Doll: But he can't...


Doctor: (opens door to waiting room, takes a good look at husband) Oh no!


Doll: Sit down.


Doctor: Okay. I'll sit down for the both of us (collapses on exam table). 


Doll: And my three sisters are parked outside with their kids, waiting for the good news.  


Doctor: Good God -- it must be a clown car!


Doll: Actually, it's a hybrid. They're all very compact. My mother fits in the trunk. Should we write that down?


Doctor: I think you need to consult a specialist.  


Hilary Leichter teaches in the undergraduate creative writing program at Columbia University and lives in Brooklyn, N.Y.

April 24: "[The HST] lifted a curtain from our view of the universe, changing it so profoundly that no human can look at the stars in the same way..."

Kenneth Calhoun (Black Moon) and Lysley Tenorio (Monstress) of the Discover Great New Writers program on B-movies, heritage, and finales.

Books, CDs, DVDs to know about now
In the Light of What We Know

Zia Haider Rahman's mystery of a brilliant Bangladeshi mathematician's past barrels through the Ivy League, London high finance, and spy-haunted Afghanistan in a page-turning tale of exile, intrigue and the price of friendship. A Discover Great New Writers selection.

The People's Platform

Once touted as the foundation for tomorrow's digital democracy, the Internet is increasingly ruled by a few corporate giants, while millions of contributors till its fields for free. Astra Taylor looks at why the web has failed to deliver a communitarian cyberscape, and offers a compelling case for restoring its original vision.

A Private Venus

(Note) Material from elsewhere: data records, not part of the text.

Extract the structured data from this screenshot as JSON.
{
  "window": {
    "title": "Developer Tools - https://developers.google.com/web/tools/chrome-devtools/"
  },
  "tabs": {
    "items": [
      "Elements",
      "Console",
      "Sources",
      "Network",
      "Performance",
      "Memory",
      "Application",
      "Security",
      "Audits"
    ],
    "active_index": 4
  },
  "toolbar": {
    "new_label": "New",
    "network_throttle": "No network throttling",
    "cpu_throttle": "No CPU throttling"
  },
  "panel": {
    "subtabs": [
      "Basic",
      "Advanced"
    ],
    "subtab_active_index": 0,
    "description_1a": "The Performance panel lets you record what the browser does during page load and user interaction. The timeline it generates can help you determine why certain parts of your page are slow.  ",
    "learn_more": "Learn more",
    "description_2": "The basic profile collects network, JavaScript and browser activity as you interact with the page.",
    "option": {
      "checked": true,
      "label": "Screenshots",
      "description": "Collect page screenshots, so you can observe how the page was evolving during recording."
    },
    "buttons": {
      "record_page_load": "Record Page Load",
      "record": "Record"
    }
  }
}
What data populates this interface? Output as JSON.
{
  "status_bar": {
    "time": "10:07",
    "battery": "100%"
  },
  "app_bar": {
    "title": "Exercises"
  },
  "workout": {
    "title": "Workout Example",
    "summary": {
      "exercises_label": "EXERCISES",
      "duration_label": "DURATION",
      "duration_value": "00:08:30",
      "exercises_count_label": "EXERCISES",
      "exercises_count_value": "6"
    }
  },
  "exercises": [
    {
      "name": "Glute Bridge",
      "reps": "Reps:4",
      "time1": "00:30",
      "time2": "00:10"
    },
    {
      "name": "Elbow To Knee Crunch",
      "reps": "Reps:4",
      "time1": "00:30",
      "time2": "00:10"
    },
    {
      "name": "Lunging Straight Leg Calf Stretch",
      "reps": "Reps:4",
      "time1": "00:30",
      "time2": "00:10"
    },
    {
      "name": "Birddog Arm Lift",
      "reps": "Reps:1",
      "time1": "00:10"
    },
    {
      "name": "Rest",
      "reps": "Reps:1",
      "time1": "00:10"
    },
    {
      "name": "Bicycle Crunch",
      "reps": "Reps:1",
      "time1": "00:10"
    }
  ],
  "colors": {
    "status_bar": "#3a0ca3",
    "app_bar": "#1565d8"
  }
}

Dubbed "the Italian Simenon," Giorgio Scerbanenco (1911-1969) began his crime-writing career with books set in the USA, but quickly shifted scene closer to home, the city of Milan.  In this adventure, appearing in English for the first time, his underdog hero Dr. Duca Lamberti finds himself in the middle of a seedy, scantily clad criminal racket, where the presence of an outsider could result in death.